For over a decade, the old Monterey County Jail has been the subject of debate regarding its historical significance and its purpose within the county. Built during the Great Depression, the jail housed civil rights activist Cesar Chavez for 20 days when he refused to end the lettuce boycott in 1970.
The goal of the boycott was to gain better pay and working conditions for braceros, who at the time comprised most of the farmworker population in the Salinas Valley. While Chavez was held there, 24-hour vigils were held by his supporters. He was eventually released by demand from the California Supreme Court. Chavez’s captivity became the catalyst for the national Chicano movement—and has been held up as the historic reason for the preservation of the now-dilapidated building.
The Monterey County Board of Supervisors reported that the building was structurally unsound with additional water damage and toxic air pollutants, prompting a permit to destroy the jail in 2002. However, that process was halted in 2003 by a vote from the Salinas City Council to recognize the jail as a historical site.
The site was a finalist for consideration as part of National Historic Park, and although in 2013 it didn't make the cut, the push for preservation carries on as many in the Salinas Valley say the jail is a critical part of Monterey County’s narrative.

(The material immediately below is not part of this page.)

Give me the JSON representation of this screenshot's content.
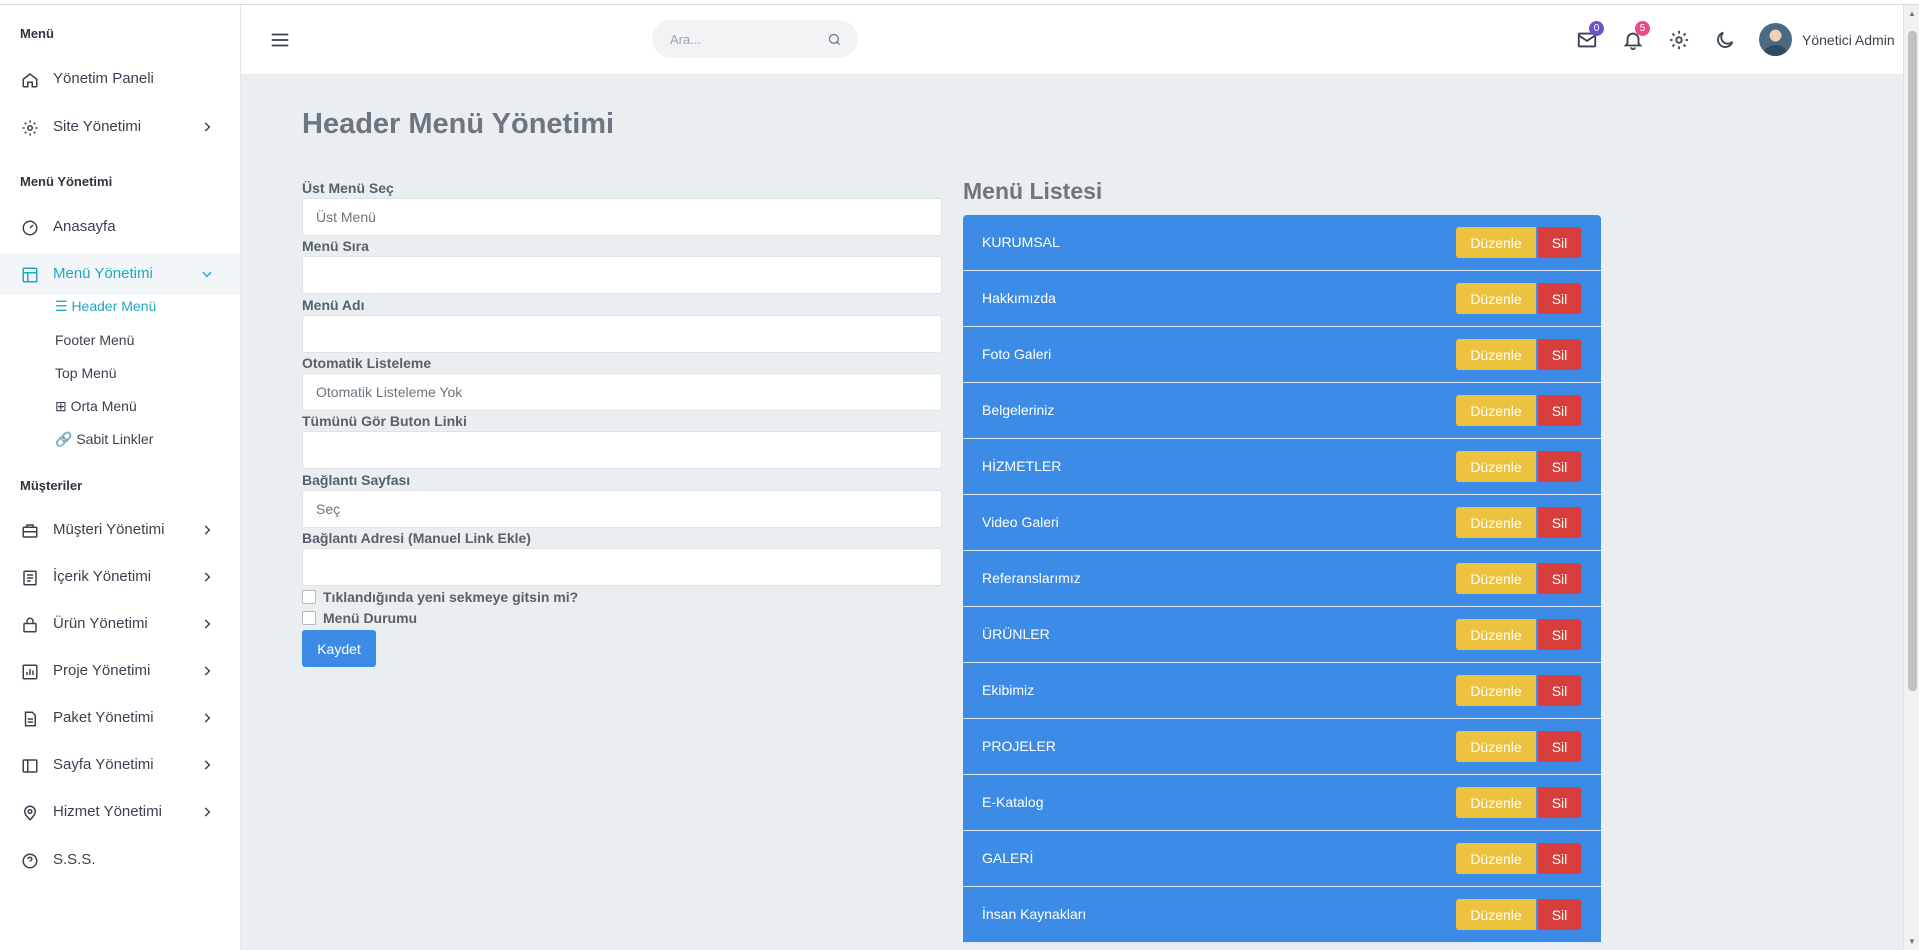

“This jail is as important to our community as agriculture and water is to the Monterey County,” says Juan Martinez, an activist in support of rehabilitating the jail for educational purposes, specifically a museum about the historical plight of Latino communities in the Salinas Valley.
Now, after years of sitting idly after the county's plans to demolish the building in 2002, the building is back in play for potential reuse. Through July 9, Monterey County is accepting applications in response to a request for proposals seeking to rehabilitate and reuse the former jail site.
Guidelines for submissions are on the Monterey County website.
As of now, the jail—originally built in 1931—remains closed to the public, in its original state on West Alisal Street in Salinas.
“I don’t know what the outcome will be, but I am hoping it will be positive,” says Martinez.
The Alliance of Monterey Area Preservationists, Salinas City Center Association and County Supervisor Luis Alejo host a community meeting on possible reuse and on the RFP process for the old jail from 5:30-7:30pm Thursday, June 20. Laborers Local 270 Union Hall, 117 Pajaro St., Salinas. Free; wine and appetizers included. 755-5011, amap1.org.